* _Given records_
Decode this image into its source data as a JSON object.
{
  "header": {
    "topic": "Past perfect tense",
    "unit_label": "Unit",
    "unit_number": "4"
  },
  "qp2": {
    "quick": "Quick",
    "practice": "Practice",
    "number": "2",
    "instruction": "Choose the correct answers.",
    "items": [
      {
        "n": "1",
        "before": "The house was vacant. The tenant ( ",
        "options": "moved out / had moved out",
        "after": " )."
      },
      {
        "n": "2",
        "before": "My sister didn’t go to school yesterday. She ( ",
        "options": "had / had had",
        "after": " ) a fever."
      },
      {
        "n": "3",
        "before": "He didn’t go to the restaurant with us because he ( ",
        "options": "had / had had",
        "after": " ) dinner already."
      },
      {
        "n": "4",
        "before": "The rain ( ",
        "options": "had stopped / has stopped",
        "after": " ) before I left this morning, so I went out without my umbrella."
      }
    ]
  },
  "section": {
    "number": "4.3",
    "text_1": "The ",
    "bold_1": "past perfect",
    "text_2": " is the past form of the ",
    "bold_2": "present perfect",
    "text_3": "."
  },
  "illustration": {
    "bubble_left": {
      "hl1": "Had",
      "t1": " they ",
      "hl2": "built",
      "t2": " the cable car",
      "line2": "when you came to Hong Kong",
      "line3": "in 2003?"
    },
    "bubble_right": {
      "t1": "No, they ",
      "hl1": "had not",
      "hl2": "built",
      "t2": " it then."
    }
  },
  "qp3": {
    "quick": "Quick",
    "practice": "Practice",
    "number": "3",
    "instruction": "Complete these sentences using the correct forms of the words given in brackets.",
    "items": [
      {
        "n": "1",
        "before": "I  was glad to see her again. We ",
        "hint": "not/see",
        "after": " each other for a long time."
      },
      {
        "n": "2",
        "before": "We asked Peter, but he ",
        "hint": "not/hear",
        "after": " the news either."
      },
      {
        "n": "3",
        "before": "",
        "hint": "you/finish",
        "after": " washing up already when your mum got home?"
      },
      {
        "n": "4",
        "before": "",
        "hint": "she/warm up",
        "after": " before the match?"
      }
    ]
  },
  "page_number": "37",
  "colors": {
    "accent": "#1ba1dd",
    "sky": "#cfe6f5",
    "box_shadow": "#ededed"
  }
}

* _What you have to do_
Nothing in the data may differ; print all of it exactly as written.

* _Written solution_
Decode this image into its source data as a JSON object.
{
  "header": {
    "topic": "Past perfect tense",
    "unit_label": "Unit",
    "unit_number": "4"
  },
  "qp2": {
    "quick": "Quick",
    "practice": "Practice",
    "number": "2",
    "instruction": "Choose the correct answers.",
    "items": [
      {
        "n": "1",
        "before": "The house was vacant. The tenant ( ",
        "options": "moved out / had moved out",
        "after": " )."
      },
      {
        "n": "2",
        "before": "My sister didn’t go to school yesterday. She ( ",
        "options": "had / had had",
        "after": " ) a fever."
      },
      {
        "n": "3",
        "before": "He didn’t go to the restaurant with us because he ( ",
        "options": "had / had had",
        "after": " ) dinner already."
      },
      {
        "n": "4",
        "before": "The rain ( ",
        "options": "had stopped / has stopped",
        "after": " ) before I left this morning, so I went out without my umbrella."
      }
    ]
  },
  "section": {
    "number": "4.3",
    "text_1": "The ",
    "bold_1": "past perfect",
    "text_2": " is the past form of the ",
    "bold_2": "present perfect",
    "text_3": "."
  },
  "illustration": {
    "bubble_left": {
      "hl1": "Had",
      "t1": " they ",
      "hl2": "built",
      "t2": " the cable car",
      "line2": "when you came to Hong Kong",
      "line3": "in 2003?"
    },
    "bubble_right": {
      "t1": "No, they ",
      "hl1": "had not",
      "hl2": "built",
      "t2": " it then."
    }
  },
  "qp3": {
    "quick": "Quick",
    "practice": "Practice",
    "number": "3",
    "instruction": "Complete these sentences using the correct forms of the words given in brackets.",
    "items": [
      {
        "n": "1",
        "before": "I  was glad to see her again. We ",
        "hint": "not/see",
        "after": " each other for a long time."
      },
      {
        "n": "2",
        "before": "We asked Peter, but he ",
        "hint": "not/hear",
        "after": " the news either."
      },
      {
        "n": "3",
        "before": "",
        "hint": "you/finish",
        "after": " washing up already when your mum got home?"
      },
      {
        "n": "4",
        "before": "",
        "hint": "she/warm up",
        "after": " before the match?"
      }
    ]
  },
  "page_number": "37",
  "colors": {
    "accent": "#1ba1dd",
    "sky": "#cfe6f5",
    "box_shadow": "#ededed"
  }
}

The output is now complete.